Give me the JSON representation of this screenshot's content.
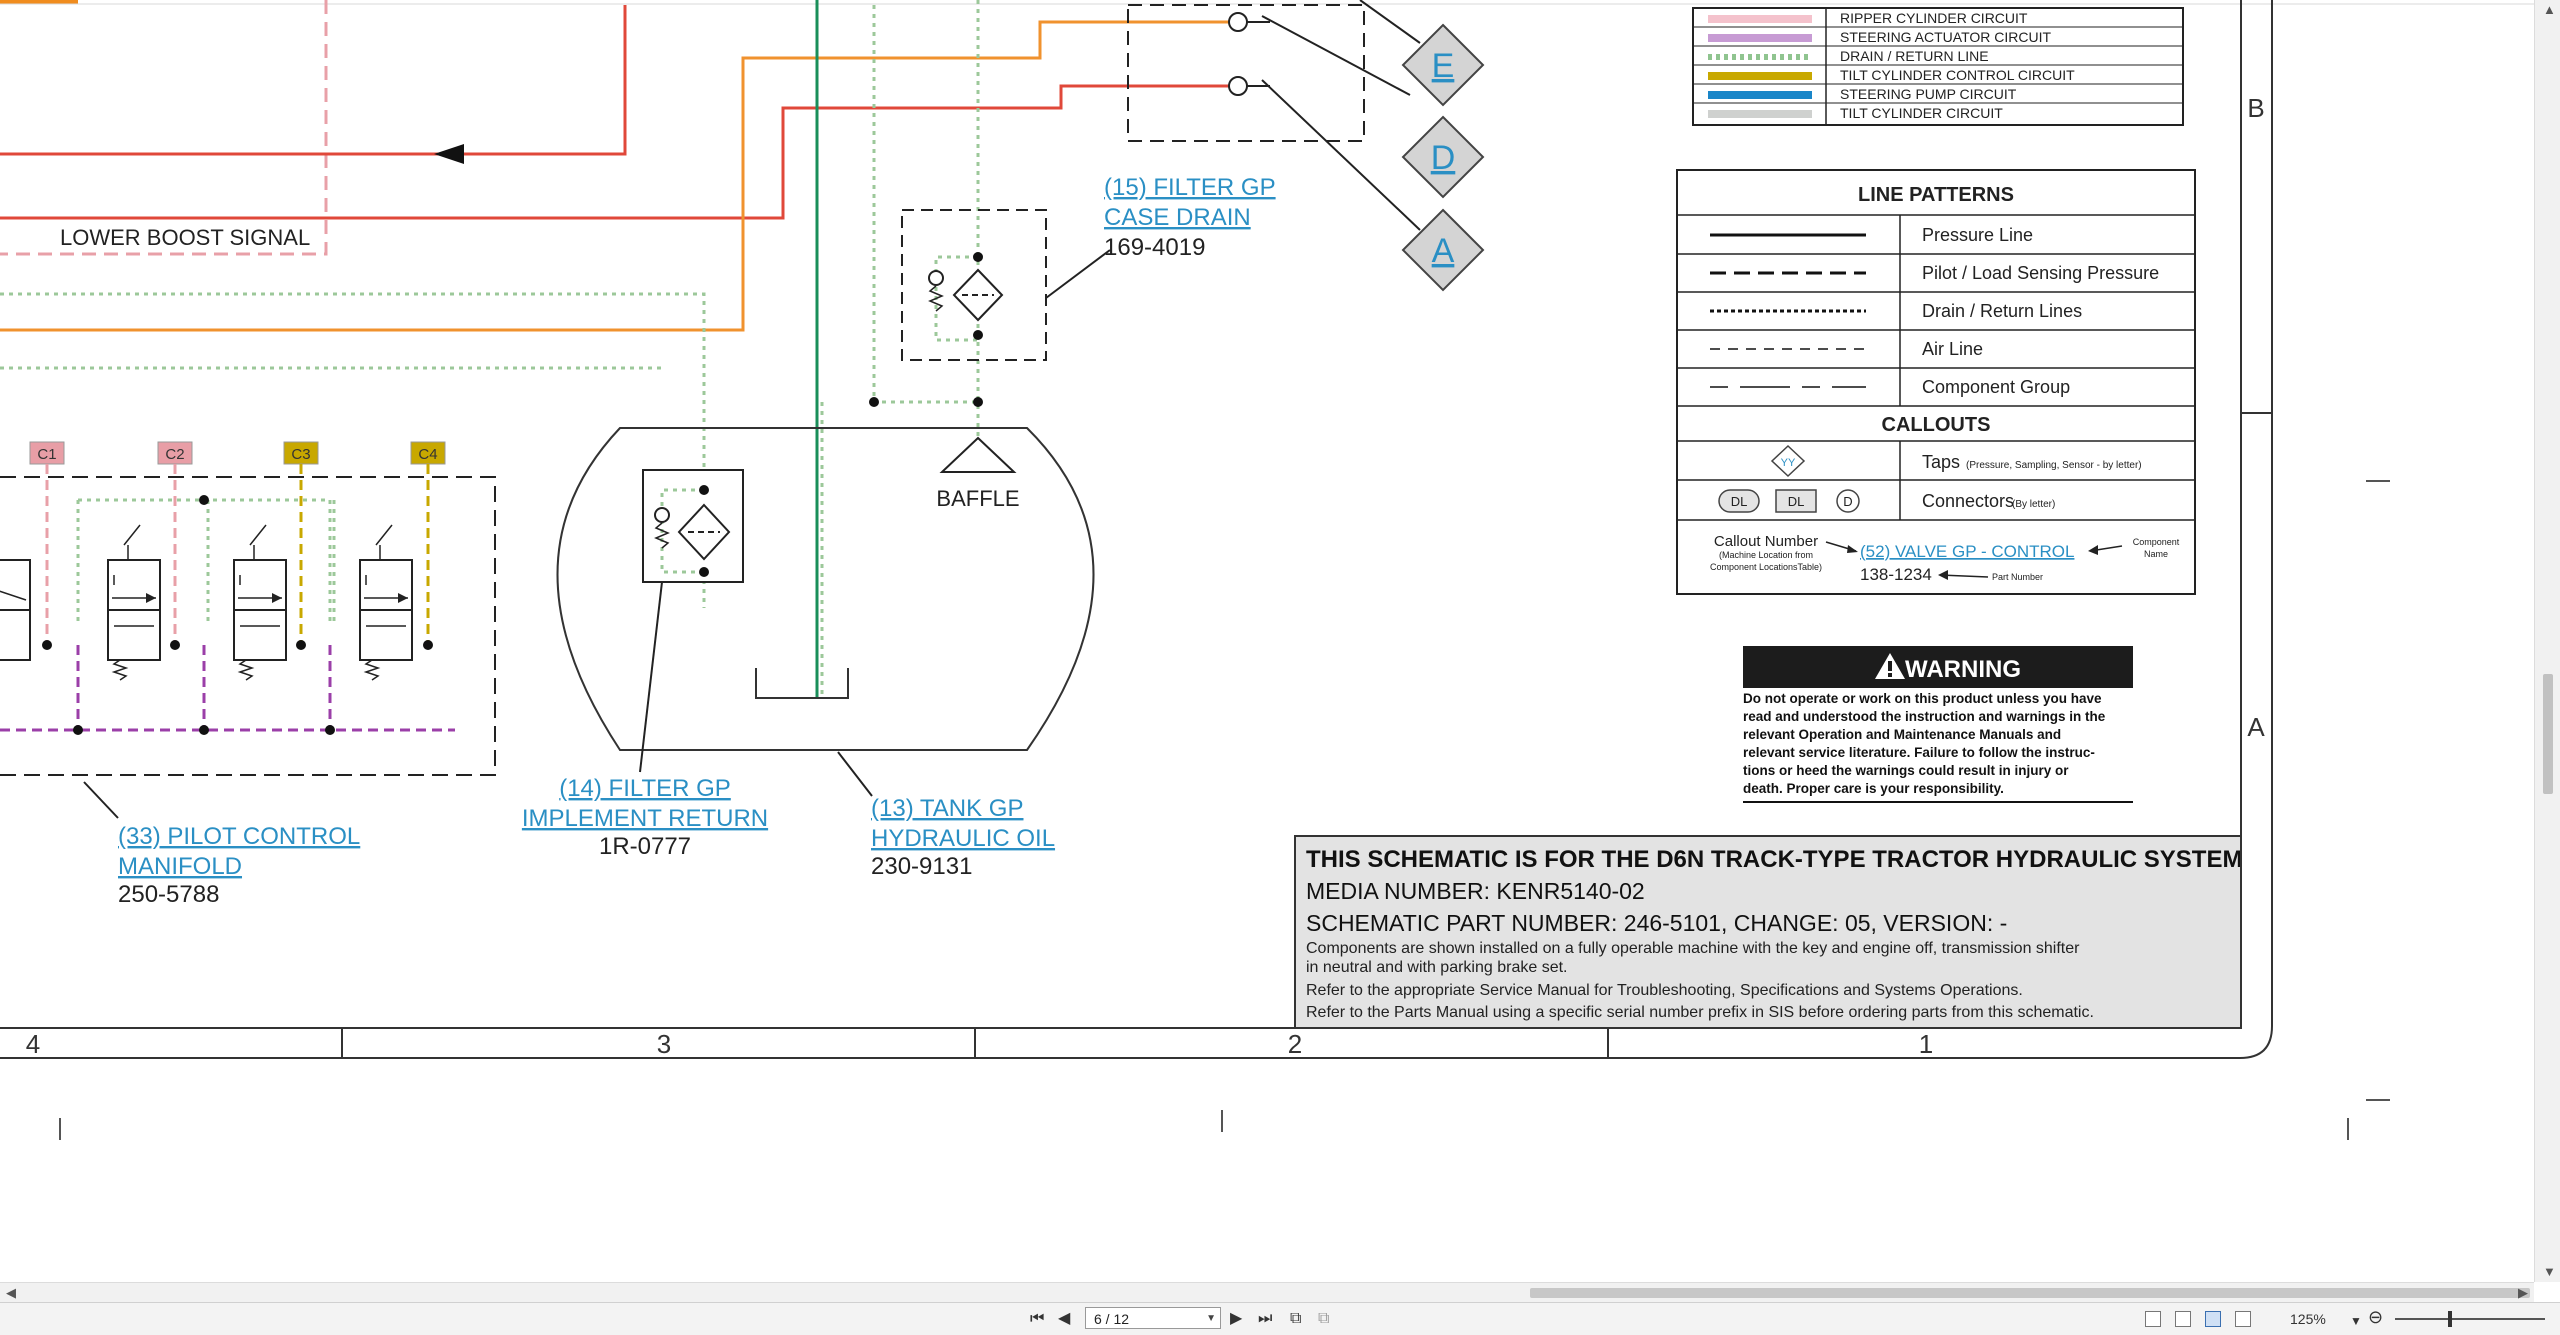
{
  "legend_colors": [
    {
      "label": "RIPPER CYLINDER CIRCUIT",
      "color": "#f4c2cc",
      "pattern": "solid"
    },
    {
      "label": "STEERING ACTUATOR CIRCUIT",
      "color": "#c79bd4",
      "pattern": "solid"
    },
    {
      "label": "DRAIN / RETURN LINE",
      "color": "#8fc48f",
      "pattern": "dotted"
    },
    {
      "label": "TILT CYLINDER CONTROL CIRCUIT",
      "color": "#c8a800",
      "pattern": "solid"
    },
    {
      "label": "STEERING PUMP CIRCUIT",
      "color": "#1a86c8",
      "pattern": "solid"
    },
    {
      "label": "TILT CYLINDER CIRCUIT",
      "color": "#cfd1cf",
      "pattern": "solid"
    }
  ],
  "line_patterns": {
    "title": "LINE PATTERNS",
    "items": [
      "Pressure Line",
      "Pilot / Load Sensing Pressure",
      "Drain / Return Lines",
      "Air Line",
      "Component Group"
    ]
  },
  "callouts": {
    "title": "CALLOUTS",
    "tap_symbol": "YY",
    "taps_label": "Taps",
    "taps_note": "(Pressure, Sampling, Sensor - by letter)",
    "connector_symbols": [
      "DL",
      "DL",
      "D"
    ],
    "connectors_label": "Connectors",
    "connectors_note": "(By letter)",
    "callout_number_label": "Callout Number",
    "callout_number_note_1": "(Machine Location from",
    "callout_number_note_2": "Component LocationsTable)",
    "example_callout": "(52) VALVE GP - CONTROL",
    "example_part": "138-1234",
    "component_name_1": "Component",
    "component_name_2": "Name",
    "part_number_label": "Part Number"
  },
  "warning": {
    "title": "WARNING",
    "lines": [
      "Do not operate or work on this product unless you have",
      "read and understood the instruction and warnings in the",
      "relevant Operation and Maintenance Manuals and",
      "relevant service literature. Failure to follow the instruc-",
      "tions or heed the warnings could result in injury or",
      "death. Proper care is your responsibility."
    ]
  },
  "title_block": {
    "title": "THIS SCHEMATIC IS FOR THE D6N TRACK-TYPE TRACTOR HYDRAULIC SYSTEM",
    "media": "MEDIA NUMBER: KENR5140-02",
    "part": "SCHEMATIC PART NUMBER: 246-5101, CHANGE: 05, VERSION: -",
    "notes": [
      "Components are shown installed on a fully operable machine with the key and engine off, transmission shifter",
      "in neutral and with parking brake set.",
      "Refer to the appropriate Service Manual for Troubleshooting, Specifications and Systems Operations.",
      "Refer to the Parts Manual using a specific serial number prefix in SIS before ordering parts from this schematic."
    ]
  },
  "components": {
    "filter_case_drain": {
      "name1": "(15) FILTER GP",
      "name2": "CASE DRAIN",
      "part": "169-4019"
    },
    "filter_implement_return": {
      "name1": "(14) FILTER GP",
      "name2": "IMPLEMENT RETURN",
      "part": "1R-0777"
    },
    "tank_hydraulic_oil": {
      "name1": "(13) TANK GP",
      "name2": "HYDRAULIC OIL",
      "part": "230-9131"
    },
    "pilot_control_manifold": {
      "name1": "(33) PILOT CONTROL",
      "name2": "MANIFOLD",
      "part": "250-5788"
    }
  },
  "labels": {
    "lower_boost_signal": "LOWER BOOST SIGNAL",
    "baffle": "BAFFLE"
  },
  "connectors": [
    "E",
    "D",
    "A"
  ],
  "ports": [
    "C1",
    "C2",
    "C3",
    "C4"
  ],
  "grid": {
    "columns": [
      "4",
      "3",
      "2",
      "1"
    ],
    "rows": [
      "B",
      "A"
    ]
  },
  "viewer": {
    "page_value": "6 / 12",
    "zoom": "125%"
  }
}
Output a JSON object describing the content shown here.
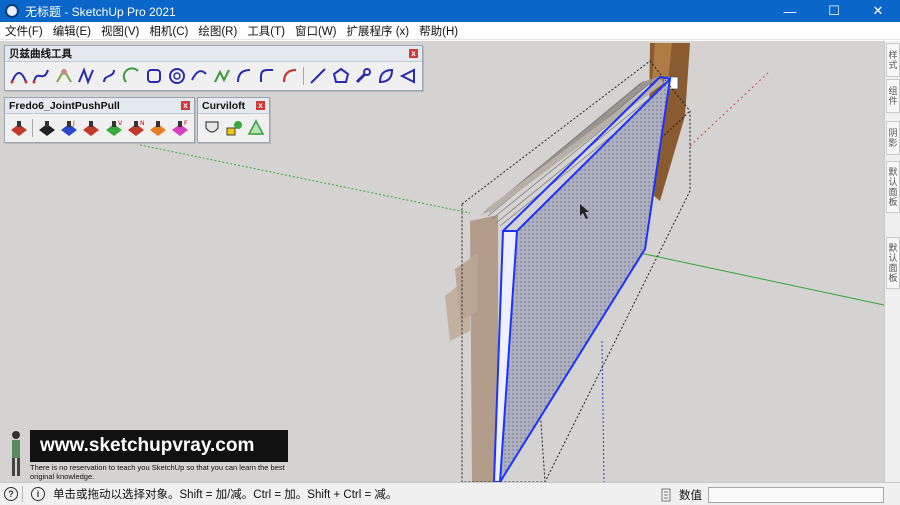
{
  "window": {
    "title": "无标题 - SketchUp Pro 2021",
    "minimize": "—",
    "maximize": "☐",
    "close": "✕"
  },
  "menu": [
    "文件(F)",
    "编辑(E)",
    "视图(V)",
    "相机(C)",
    "绘图(R)",
    "工具(T)",
    "窗口(W)",
    "扩展程序 (x)",
    "帮助(H)"
  ],
  "toolbars": {
    "bezier": {
      "title": "贝兹曲线工具",
      "close": "x"
    },
    "fredo": {
      "title": "Fredo6_JointPushPull",
      "close": "x",
      "letters": [
        "",
        "",
        "J",
        "",
        "V",
        "N",
        "",
        "F"
      ]
    },
    "curviloft": {
      "title": "Curviloft",
      "close": "x"
    }
  },
  "tray_tabs": [
    "样式",
    "组件",
    "阴影",
    "默认面板",
    "默认面板"
  ],
  "watermark": {
    "url": "www.sketchupvray.com",
    "tagline": "There is no reservation to teach you SketchUp so that you can learn the best original knowledge."
  },
  "status": {
    "hint": "单击或拖动以选择对象。Shift = 加/减。Ctrl = 加。Shift + Ctrl = 减。",
    "value_label": "数值",
    "value": ""
  },
  "colors": {
    "titlebar": "#0a66c8",
    "viewport_bg": "#d4d3d1",
    "selection_blue": "#1a33ff",
    "axis_green": "#2ea82e",
    "axis_red": "#c44",
    "wood": "#8a5a30"
  }
}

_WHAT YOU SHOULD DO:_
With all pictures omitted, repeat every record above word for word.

_EXPECTED OUTPUT:_
Give me the JSON representation of this screenshot's content.
{
  "legend_colors": [
    {
      "label": "RIPPER CYLINDER CIRCUIT",
      "color": "#f4c2cc",
      "pattern": "solid"
    },
    {
      "label": "STEERING ACTUATOR CIRCUIT",
      "color": "#c79bd4",
      "pattern": "solid"
    },
    {
      "label": "DRAIN / RETURN LINE",
      "color": "#8fc48f",
      "pattern": "dotted"
    },
    {
      "label": "TILT CYLINDER CONTROL CIRCUIT",
      "color": "#c8a800",
      "pattern": "solid"
    },
    {
      "label": "STEERING PUMP CIRCUIT",
      "color": "#1a86c8",
      "pattern": "solid"
    },
    {
      "label": "TILT CYLINDER CIRCUIT",
      "color": "#cfd1cf",
      "pattern": "solid"
    }
  ],
  "line_patterns": {
    "title": "LINE PATTERNS",
    "items": [
      "Pressure Line",
      "Pilot / Load Sensing Pressure",
      "Drain / Return Lines",
      "Air Line",
      "Component Group"
    ]
  },
  "callouts": {
    "title": "CALLOUTS",
    "tap_symbol": "YY",
    "taps_label": "Taps",
    "taps_note": "(Pressure, Sampling, Sensor - by letter)",
    "connector_symbols": [
      "DL",
      "DL",
      "D"
    ],
    "connectors_label": "Connectors",
    "connectors_note": "(By letter)",
    "callout_number_label": "Callout Number",
    "callout_number_note_1": "(Machine Location from",
    "callout_number_note_2": "Component LocationsTable)",
    "example_callout": "(52) VALVE GP - CONTROL",
    "example_part": "138-1234",
    "component_name_1": "Component",
    "component_name_2": "Name",
    "part_number_label": "Part Number"
  },
  "warning": {
    "title": "WARNING",
    "lines": [
      "Do not operate or work on this product unless you have",
      "read and understood the instruction and warnings in the",
      "relevant Operation and Maintenance Manuals and",
      "relevant service literature. Failure to follow the instruc-",
      "tions or heed the warnings could result in injury or",
      "death. Proper care is your responsibility."
    ]
  },
  "title_block": {
    "title": "THIS SCHEMATIC IS FOR THE D6N TRACK-TYPE TRACTOR HYDRAULIC SYSTEM",
    "media": "MEDIA NUMBER: KENR5140-02",
    "part": "SCHEMATIC PART NUMBER: 246-5101, CHANGE: 05, VERSION: -",
    "notes": [
      "Components are shown installed on a fully operable machine with the key and engine off, transmission shifter",
      "in neutral and with parking brake set.",
      "Refer to the appropriate Service Manual for Troubleshooting, Specifications and Systems Operations.",
      "Refer to the Parts Manual using a specific serial number prefix in SIS before ordering parts from this schematic."
    ]
  },
  "components": {
    "filter_case_drain": {
      "name1": "(15) FILTER GP",
      "name2": "CASE DRAIN",
      "part": "169-4019"
    },
    "filter_implement_return": {
      "name1": "(14) FILTER GP",
      "name2": "IMPLEMENT RETURN",
      "part": "1R-0777"
    },
    "tank_hydraulic_oil": {
      "name1": "(13) TANK GP",
      "name2": "HYDRAULIC OIL",
      "part": "230-9131"
    },
    "pilot_control_manifold": {
      "name1": "(33) PILOT CONTROL",
      "name2": "MANIFOLD",
      "part": "250-5788"
    }
  },
  "labels": {
    "lower_boost_signal": "LOWER BOOST SIGNAL",
    "baffle": "BAFFLE"
  },
  "connectors": [
    "E",
    "D",
    "A"
  ],
  "ports": [
    "C1",
    "C2",
    "C3",
    "C4"
  ],
  "grid": {
    "columns": [
      "4",
      "3",
      "2",
      "1"
    ],
    "rows": [
      "B",
      "A"
    ]
  },
  "viewer": {
    "page_value": "6 / 12",
    "zoom": "125%"
  }
}
Output a JSON object describing the content shown here.
{
  "window": {
    "title": "无标题 - SketchUp Pro 2021",
    "minimize": "—",
    "maximize": "☐",
    "close": "✕"
  },
  "menu": [
    "文件(F)",
    "编辑(E)",
    "视图(V)",
    "相机(C)",
    "绘图(R)",
    "工具(T)",
    "窗口(W)",
    "扩展程序 (x)",
    "帮助(H)"
  ],
  "toolbars": {
    "bezier": {
      "title": "贝兹曲线工具",
      "close": "x"
    },
    "fredo": {
      "title": "Fredo6_JointPushPull",
      "close": "x",
      "letters": [
        "",
        "",
        "J",
        "",
        "V",
        "N",
        "",
        "F"
      ]
    },
    "curviloft": {
      "title": "Curviloft",
      "close": "x"
    }
  },
  "tray_tabs": [
    "样式",
    "组件",
    "阴影",
    "默认面板",
    "默认面板"
  ],
  "watermark": {
    "url": "www.sketchupvray.com",
    "tagline": "There is no reservation to teach you SketchUp so that you can learn the best original knowledge."
  },
  "status": {
    "hint": "单击或拖动以选择对象。Shift = 加/减。Ctrl = 加。Shift + Ctrl = 减。",
    "value_label": "数值",
    "value": ""
  },
  "colors": {
    "titlebar": "#0a66c8",
    "viewport_bg": "#d4d3d1",
    "selection_blue": "#1a33ff",
    "axis_green": "#2ea82e",
    "axis_red": "#c44",
    "wood": "#8a5a30"
  }
}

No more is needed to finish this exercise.